$D_{2} \cong D_1 \times \mathbb{Z}_2 \cong \mathbb{Z}_2$.

In general, for odd $m \in \mathbb{N}$, it holds

$D_{2m} \cong D_{m} \times \mathbb{Z}_2$, and $\mathbb{Z}_{2m} \cong \mathbb{Z}_m \times \mathbb{Z}_2$.

For $n=1$, only three different groups remain:

• $11 = 1$, the trivial group
• $1x = x$, identity and antipodal map (abstr: $\mathbb{Z}_2$)
• $1* = * = *11$, a single mirror, (abstr: $\mathbb{Z}_2$)

Of course, there are more discrete subgroups of $O_3$. Most of them correspond to the symmetry groups of the platonic solids.

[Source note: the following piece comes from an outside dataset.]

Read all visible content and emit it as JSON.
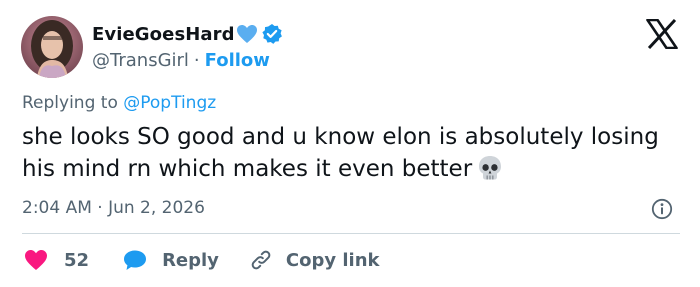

First, we give the theorem:

Theorem: The finite subgroups of $O_3$ are the 7 families of axial groups and the 7 platonic symmetry groups $*235$, $235$ (symmetries of icosahedron and its dual, the dodecahedron), $*234$, $234$ (symmetries of the cube and the dodecahedron), $*233$, $233$ (tetrahedron), and $3*2$ (the so-called pyritohedral symmetry).

The figure on the left shows the icosahedron inside of a dodecahedron. Recall that the dual or reciprocal of a solid evolves from faces becoming vertices, roughly speaking. A symmetry of one solid is also a symmetry of its dual.

The symmetry group is $*235$, which has the rotation part $235$ as subgroup.  (http://apollonius.math.nthu.edu.tw/d1/dg-07-exe/943251/dynamic/duality.htm)

The tetrahedron has the symmetry group $*233$, with rotation subgroup $233$.

You can easily make a tetrahedron yourself by using the figure to the right, and search for the symmetry groups yourself.

Note that the tetrahedron is dual to itself.

The cube and its dual counterpart, the octahedron, have the symmetry group $*234$, and $234$. The last symmetry group, the pyritohedral symmetry group, comes as the intersection of the octahedral and the dodecahedral symmetry groups,

$3*2 = *235 \cap *234$.

In the figure below, you see a pyritohedron, which is not platonic (note that the faces are irregular pentagons).

Wallpaper groups

Back to $E_2$ (the euclidean motions in the plane), the discrete subgroups which have a translational part of dimension 2 are called wallpaper groups. In the figure below, you find an exhaustive list of the 17 wallpaper groups, each with its fundamental domain, and generating symmetries.

The 17 wallpaper groups